The care allowance for (working) carers of a person with a serious and chronic illness is a right that can be accessed according to a set of well-defined criteria. The municipality is obliged to hire someone to provide care in the home if the alternative is residential care or if the amount of care is equal to a full-time job. The care allowance thus consists in a remuneration of EUR 2,220 per month (2016). In addition, the carer builds up pension contributions of 12% per month, with 4% paid by the insured carer (deducted from the wage) and 8% by the municipality on top of the wage. The benefit can only be received for a period of up to 6 months, but this can be extended by up to 3 months under special circumstances. The period can be split into spells of one month (or even shorter periods, with the employer’s agreement). The allowance can be shared among various people if they fulfil the conditions for employment by the municipality.
The employer gets the care allowance if they continue to pay the full wage during the care leave.
Although the care allowance is paid to people providing care in the home of a care-dependent person, the carer remains entitled to the allowance if the latter goes into hospital or respite care.
There are also cash benefits that compensate for the loss of income for parents of disabled children, as well as several earmarked cash benefits that reimburse certain expenditures. Parents of disabled children can indeed get compensation for loss of work income if the parent has to care for the child at home or accompany the child to examinations or treatments related to the disability. The child’s disability must involve a severe and permanent reduction of functional capacity or be a significant and chronic illness. The size of the compensation is determined on the basis of previous gross earnings. The maximum compensation for loss of income in a 37-hour week is EUR 3,920 per month (taxable). There are no time limits on compensation for loss of income.

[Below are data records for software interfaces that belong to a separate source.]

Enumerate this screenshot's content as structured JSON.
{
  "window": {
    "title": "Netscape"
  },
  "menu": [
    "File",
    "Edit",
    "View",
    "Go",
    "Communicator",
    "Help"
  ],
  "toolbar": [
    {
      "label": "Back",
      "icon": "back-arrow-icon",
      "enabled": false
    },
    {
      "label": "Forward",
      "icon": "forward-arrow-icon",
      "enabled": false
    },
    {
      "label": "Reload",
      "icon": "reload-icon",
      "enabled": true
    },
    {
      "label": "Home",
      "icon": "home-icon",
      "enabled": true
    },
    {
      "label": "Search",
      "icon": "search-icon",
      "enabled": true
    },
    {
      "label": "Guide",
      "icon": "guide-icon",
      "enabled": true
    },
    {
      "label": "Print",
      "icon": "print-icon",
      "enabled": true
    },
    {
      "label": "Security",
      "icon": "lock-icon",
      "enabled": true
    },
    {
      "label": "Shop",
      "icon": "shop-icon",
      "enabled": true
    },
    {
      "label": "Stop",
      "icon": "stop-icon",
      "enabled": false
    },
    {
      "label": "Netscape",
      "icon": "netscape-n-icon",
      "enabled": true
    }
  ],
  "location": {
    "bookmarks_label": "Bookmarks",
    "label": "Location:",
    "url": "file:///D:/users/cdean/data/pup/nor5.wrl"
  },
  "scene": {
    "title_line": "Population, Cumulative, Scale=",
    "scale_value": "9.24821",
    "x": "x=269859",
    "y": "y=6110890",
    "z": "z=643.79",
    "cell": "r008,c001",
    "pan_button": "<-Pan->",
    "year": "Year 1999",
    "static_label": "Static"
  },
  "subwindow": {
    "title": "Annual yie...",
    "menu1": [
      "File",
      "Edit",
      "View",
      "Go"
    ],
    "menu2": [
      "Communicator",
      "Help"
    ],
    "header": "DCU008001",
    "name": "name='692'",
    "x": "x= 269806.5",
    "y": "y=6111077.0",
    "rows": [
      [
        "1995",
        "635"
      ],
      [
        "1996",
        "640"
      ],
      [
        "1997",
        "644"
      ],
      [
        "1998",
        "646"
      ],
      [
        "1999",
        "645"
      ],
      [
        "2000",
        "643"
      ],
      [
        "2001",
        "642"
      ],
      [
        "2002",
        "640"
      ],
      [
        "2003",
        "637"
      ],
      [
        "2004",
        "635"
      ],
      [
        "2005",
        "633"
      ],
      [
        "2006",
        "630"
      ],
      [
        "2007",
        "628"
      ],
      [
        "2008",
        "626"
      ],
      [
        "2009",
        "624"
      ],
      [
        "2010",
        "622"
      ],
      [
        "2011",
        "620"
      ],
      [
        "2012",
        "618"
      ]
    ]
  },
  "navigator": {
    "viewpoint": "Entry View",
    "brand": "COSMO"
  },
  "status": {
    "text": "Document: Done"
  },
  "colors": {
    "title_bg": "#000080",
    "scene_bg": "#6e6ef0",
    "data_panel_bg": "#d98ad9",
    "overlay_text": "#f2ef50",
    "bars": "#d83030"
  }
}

In addition to the above, municipalities can provide financial support regarding expenses related to medical articles etc. if these are not reimbursed elsewhere and if a relative, municipality or hospice takes care of a terminally ill person. The support is not means-tested and is paid to the terminally ill person or their relatives based on invoices.
Municipalities can also reimburse 50% of expenses in relation to necessary aids that are consumption goods that cannot be seen as part of normal households. The latter criterion excludes, for example, computers.
Parents of children with permanently reduced physical or mental functional capacity can get support to buy, or make special interior modifications to, a car. Normally, the support takes the form of an interest-free loan which is not to be paid back in full.
The private, supplementary health insurance scheme, Denmark (danmark), subsidises user payments for the private care of a person in the terminal phase of illness in their own home, provided by a general practitioner or authorised nurse. This benefit helps carers to arrange for death to take place in a familiar setting, and thus increase the wellbeing of the carer. The public sector does not provide terminal care by general practitioners in people’s own homes. However, many people in the terminal phase of an illness receive nursing and palliative care in their own home.
- UNECE Policy Brief on Ageing No. 22, September 2019
- The 2018 Ageing Report, Economic and Budgetary Projections for the EU Member States (2016-2070), EC, 2018
- ESPN Thematic Report on Challenges in long-term care – Denmark, EC, 2018
- ESPN Thematic Report on work–life balance measures for persons of working age with dependent relatives, Denmark, 2016
- Joint Report on Health Care and Long-Term Care Systems and Fiscal Sustainability, EC, 2016
- Consolidation Act on Social Services, Danish Ministry of Social Affairs, 2015
- Adequate social protection for long-term care needs in an ageing society, European Commission, 2014